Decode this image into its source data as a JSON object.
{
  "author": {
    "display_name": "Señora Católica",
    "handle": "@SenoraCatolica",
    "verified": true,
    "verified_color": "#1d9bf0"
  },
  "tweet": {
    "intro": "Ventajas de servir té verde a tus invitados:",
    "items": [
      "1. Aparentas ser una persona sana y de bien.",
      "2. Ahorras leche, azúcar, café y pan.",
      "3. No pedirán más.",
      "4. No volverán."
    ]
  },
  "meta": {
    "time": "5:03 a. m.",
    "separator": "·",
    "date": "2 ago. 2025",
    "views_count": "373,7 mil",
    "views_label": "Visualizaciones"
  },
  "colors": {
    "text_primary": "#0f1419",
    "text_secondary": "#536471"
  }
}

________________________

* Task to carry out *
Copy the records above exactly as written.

* Solved exercise *
Decode this image into its source data as a JSON object.
{
  "author": {
    "display_name": "Señora Católica",
    "handle": "@SenoraCatolica",
    "verified": true,
    "verified_color": "#1d9bf0"
  },
  "tweet": {
    "intro": "Ventajas de servir té verde a tus invitados:",
    "items": [
      "1. Aparentas ser una persona sana y de bien.",
      "2. Ahorras leche, azúcar, café y pan.",
      "3. No pedirán más.",
      "4. No volverán."
    ]
  },
  "meta": {
    "time": "5:03 a. m.",
    "separator": "·",
    "date": "2 ago. 2025",
    "views_count": "373,7 mil",
    "views_label": "Visualizaciones"
  },
  "colors": {
    "text_primary": "#0f1419",
    "text_secondary": "#536471"
  }
}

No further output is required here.